noun, plural neu·ro·ses [noo-roh-seez, nyoo-] /nʊˈroʊ siz, nyʊ-/. Psychiatry.
Origin of neurosis
Examples from the Web for neurosis
Whether it ultimately takes aesthetic discipline or neurosis to get to that point, it's hard to say.
How do you tell the difference between aesthetic discipline and neurosis?
Is this neurosis, narcissism, or the farsighted wisdom that allows a fellow to win three hundred games?
All stories, or most of them, end before the heroine develops the neurosis of the housewife.The Nervous Housewife|Abraham Myerson
Page 167 The relation of neurosis in childhood to infection of the body is complex.The Nervous Child|Hector Charles Cameron
Many of the characteristics of the unconscious will then appear and will be similar in some respects to those of neurosis.The Behavior of Crowds|Everett Dean Martin
This conception may be described as the sexual theory of the neurosis.Collected Papers on Analytical Psychology|C. G. Jung
As a rule it soon appears that the ego has made a poor deal in accepting the neurosis.A General Introduction to Psychoanalysis|Sigmund Freud
noun plural -ses (-siːz)

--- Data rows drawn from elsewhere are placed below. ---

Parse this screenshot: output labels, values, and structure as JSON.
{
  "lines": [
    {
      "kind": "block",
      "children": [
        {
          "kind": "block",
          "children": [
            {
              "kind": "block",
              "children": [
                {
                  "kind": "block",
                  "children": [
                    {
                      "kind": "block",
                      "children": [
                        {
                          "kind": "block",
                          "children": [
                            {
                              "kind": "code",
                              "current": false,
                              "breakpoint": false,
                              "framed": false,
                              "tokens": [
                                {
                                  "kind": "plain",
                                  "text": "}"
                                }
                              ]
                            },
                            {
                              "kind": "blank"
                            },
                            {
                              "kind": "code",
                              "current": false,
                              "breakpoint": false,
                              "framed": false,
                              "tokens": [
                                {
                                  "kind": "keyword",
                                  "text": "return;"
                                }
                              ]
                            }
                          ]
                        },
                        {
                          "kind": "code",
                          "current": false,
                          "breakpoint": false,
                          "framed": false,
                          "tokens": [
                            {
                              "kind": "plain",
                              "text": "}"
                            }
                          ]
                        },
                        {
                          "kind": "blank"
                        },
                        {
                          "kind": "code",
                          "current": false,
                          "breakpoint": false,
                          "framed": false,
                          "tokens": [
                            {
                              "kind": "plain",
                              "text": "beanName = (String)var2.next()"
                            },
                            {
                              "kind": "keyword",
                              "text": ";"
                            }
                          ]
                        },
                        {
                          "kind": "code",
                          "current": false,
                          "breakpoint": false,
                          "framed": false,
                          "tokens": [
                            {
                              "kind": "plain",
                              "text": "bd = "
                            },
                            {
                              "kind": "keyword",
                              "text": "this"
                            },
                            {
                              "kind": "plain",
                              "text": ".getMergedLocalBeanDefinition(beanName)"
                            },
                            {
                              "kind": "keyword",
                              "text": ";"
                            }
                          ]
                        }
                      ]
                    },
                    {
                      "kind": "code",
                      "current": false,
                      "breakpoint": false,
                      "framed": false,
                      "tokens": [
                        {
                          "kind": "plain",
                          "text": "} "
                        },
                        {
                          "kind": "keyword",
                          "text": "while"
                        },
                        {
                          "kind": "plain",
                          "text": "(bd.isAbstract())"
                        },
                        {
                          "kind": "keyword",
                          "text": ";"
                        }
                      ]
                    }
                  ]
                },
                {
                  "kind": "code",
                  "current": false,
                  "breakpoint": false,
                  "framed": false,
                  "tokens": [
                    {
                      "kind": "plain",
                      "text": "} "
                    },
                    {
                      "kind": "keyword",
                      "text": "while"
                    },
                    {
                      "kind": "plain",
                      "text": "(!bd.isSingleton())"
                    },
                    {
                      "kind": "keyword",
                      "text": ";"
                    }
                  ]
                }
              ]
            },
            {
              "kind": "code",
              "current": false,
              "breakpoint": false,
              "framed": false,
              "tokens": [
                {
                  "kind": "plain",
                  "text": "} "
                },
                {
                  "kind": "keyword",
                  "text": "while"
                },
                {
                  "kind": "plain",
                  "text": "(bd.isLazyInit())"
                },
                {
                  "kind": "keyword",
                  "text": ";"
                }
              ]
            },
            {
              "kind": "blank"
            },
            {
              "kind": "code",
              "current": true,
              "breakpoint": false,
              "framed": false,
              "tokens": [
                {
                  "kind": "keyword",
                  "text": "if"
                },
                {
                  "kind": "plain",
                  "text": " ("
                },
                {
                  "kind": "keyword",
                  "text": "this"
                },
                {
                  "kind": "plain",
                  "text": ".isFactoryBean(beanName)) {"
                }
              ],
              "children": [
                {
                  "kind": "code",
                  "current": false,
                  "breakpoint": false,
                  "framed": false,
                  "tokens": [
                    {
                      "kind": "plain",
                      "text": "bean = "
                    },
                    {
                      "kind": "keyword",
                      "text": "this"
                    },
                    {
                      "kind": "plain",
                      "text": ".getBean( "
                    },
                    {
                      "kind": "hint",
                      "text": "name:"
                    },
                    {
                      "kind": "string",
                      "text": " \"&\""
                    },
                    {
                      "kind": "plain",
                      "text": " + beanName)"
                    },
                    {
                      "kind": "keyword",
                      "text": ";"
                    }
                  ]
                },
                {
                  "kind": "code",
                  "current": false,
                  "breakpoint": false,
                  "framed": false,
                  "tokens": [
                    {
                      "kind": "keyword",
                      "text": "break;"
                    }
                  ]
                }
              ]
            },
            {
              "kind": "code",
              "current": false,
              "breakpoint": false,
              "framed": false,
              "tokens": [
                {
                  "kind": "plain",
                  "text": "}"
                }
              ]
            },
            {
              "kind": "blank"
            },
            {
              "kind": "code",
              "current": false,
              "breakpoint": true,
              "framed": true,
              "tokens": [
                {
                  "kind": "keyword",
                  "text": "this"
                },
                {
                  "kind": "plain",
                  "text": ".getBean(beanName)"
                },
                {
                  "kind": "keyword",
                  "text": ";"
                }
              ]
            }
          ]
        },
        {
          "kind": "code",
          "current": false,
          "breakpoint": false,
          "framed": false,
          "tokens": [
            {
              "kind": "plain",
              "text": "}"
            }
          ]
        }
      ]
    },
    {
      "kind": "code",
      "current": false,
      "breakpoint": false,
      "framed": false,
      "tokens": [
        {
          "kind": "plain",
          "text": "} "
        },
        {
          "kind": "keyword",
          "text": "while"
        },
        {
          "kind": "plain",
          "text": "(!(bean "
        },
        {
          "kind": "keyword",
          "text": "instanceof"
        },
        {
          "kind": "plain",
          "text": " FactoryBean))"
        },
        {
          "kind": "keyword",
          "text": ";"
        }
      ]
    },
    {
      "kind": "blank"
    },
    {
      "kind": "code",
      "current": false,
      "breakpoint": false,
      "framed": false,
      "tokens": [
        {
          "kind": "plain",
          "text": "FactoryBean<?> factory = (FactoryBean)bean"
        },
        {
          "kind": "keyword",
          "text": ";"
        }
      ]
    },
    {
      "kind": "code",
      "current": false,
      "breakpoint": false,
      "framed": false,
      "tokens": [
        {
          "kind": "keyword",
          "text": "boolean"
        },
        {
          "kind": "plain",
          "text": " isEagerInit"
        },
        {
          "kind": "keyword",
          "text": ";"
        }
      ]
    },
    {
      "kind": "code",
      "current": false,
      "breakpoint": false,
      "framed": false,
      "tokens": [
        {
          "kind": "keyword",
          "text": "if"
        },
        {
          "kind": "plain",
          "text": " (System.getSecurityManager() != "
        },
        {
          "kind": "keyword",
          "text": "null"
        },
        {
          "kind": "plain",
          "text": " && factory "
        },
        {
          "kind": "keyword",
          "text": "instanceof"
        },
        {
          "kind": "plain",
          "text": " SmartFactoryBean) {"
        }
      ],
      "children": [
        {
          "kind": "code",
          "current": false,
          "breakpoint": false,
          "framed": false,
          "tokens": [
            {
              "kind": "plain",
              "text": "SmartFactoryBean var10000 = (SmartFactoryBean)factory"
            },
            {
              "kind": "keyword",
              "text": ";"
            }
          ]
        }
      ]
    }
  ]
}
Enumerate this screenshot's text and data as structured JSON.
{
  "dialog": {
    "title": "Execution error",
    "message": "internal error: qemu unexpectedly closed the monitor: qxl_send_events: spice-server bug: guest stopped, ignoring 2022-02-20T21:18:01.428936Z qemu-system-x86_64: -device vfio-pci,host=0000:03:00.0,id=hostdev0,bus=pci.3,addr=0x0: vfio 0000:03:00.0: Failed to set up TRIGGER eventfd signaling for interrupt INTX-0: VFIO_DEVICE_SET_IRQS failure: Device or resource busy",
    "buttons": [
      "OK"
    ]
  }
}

1776, "functional derangement arising from disorders of the nervous system," coined by Scottish physician William Cullen (1710-1790) from Greek neuron "nerve" (see neuro-) + Modern Latin -osis "abnormal condition." Used in a general psychological sense since 1871; clinical use in psychiatry dates from 1923.